Bugs are usually unwelcome guests in libraries where they cause damage to books but the Langley City public library is a temporary home to some soon-to-be butterflies.
The library is nursing caterpillars which will become painted lady butterflies and will be released in Douglas Park June 24.
Deb Buchner, the circulation supervisor, said the is one of a handful of local libraries that have done the butterfly project and it’s garnering a lot of interest.
The tiny crawlers, 36 in all, were introduced to the community at a packed event June 3 at which 90 kids and adults learned about their lifecycles.
Kim Sutton owns FlutterBuys butterfly release business in Langley which supplied the larvae. She said given the controlled conditions, 32 to 36 are expected to survive and turn into butterflies. That’s very different than in nature.
“In the wild it’s one per cent from egg to adult butterfly,” she explained.
The caterpillars are kept in containers at the front counter where the public is stopping by to see their progress.
The bugs arrived at the library about a week old. They will be caterpillars for up to two weeks before they start hanging in a J-shape. That signals that they are going into their next phase of life – the chrysalis.
That’s when they are transforming into butterflies.
This stage, depending on room temperature, will take eight to 14 days.

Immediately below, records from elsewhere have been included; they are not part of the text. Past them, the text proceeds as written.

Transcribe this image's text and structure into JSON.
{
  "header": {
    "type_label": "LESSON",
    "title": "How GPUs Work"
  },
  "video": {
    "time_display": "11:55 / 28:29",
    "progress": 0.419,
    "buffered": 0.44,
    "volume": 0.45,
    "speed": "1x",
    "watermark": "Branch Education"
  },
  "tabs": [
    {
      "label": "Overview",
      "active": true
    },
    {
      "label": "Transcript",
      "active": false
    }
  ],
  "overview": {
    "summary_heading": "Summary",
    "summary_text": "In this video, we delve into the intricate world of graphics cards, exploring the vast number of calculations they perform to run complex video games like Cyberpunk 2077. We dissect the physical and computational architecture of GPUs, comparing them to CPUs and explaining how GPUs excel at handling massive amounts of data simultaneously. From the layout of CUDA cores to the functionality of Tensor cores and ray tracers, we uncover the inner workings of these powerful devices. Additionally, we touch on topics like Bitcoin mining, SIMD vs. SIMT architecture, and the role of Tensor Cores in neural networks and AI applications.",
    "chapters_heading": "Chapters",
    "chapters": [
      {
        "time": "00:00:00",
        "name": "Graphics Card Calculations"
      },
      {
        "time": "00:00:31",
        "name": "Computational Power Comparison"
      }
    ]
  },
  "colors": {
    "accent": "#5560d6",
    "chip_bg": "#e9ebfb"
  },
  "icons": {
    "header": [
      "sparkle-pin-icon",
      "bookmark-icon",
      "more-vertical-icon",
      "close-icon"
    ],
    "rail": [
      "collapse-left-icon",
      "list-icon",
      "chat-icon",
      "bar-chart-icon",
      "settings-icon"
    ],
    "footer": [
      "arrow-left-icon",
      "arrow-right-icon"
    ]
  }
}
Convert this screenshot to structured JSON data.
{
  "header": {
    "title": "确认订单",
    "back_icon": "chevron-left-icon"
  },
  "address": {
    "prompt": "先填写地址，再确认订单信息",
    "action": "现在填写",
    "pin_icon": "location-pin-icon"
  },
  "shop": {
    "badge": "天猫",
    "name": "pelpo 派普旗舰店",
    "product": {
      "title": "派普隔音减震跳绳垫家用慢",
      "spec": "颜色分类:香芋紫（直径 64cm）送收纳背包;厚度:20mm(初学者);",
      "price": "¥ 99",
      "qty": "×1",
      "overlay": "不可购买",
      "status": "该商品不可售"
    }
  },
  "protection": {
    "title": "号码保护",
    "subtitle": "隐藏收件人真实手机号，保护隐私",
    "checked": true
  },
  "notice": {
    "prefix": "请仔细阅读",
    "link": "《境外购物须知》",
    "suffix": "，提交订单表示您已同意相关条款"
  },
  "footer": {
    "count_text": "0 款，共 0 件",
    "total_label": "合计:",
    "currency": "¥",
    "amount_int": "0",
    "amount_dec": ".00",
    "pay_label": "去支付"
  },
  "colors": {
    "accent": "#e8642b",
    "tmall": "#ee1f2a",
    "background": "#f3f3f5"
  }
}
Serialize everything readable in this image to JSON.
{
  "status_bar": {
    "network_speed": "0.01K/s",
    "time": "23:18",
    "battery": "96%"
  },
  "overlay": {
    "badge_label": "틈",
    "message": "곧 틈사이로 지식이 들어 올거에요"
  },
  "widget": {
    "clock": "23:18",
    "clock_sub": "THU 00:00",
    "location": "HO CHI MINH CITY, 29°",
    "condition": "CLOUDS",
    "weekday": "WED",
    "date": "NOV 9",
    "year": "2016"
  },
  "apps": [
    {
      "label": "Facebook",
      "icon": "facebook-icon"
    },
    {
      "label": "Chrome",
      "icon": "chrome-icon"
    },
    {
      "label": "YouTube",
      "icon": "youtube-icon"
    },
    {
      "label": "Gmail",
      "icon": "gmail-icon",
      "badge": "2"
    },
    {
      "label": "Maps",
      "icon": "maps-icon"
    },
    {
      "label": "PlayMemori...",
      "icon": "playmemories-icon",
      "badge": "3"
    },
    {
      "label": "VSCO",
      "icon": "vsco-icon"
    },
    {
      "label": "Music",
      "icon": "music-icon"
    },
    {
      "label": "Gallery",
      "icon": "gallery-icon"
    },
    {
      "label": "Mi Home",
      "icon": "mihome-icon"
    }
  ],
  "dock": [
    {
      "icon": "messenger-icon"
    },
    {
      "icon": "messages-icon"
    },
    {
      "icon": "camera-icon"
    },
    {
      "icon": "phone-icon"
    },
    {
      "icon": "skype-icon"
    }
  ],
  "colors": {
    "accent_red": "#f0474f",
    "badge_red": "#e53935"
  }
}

About 24 hours before the butterflies emerge, the chysalides will turn black.
The butterflies will emerge and hang upside down to dry their wings.
Kids can sign up for the June 24 event when the painted ladies will be released in Douglas Park.
The butterflies have a lifespan of about two weeks.
Call the library at 604-514-2850 to book for the release.
Sutton sells butterfly larvae all over B.C. and much of Alberta, limited by shipping live insects. Her business is a flurry of activity for a short period, the butterfly’s busy season.
“We do about 4,000 larvae a week, probably for eight weeks,” she said.
Pretty much every culture has myths, stories and poems about butterflies, unlike other insects.
“I guess they’re kind of magical,” she said. “I’ve heard them called flying flowers. There’s something that really catches people. There’s something about the beauty and the mystery of the butterfly.”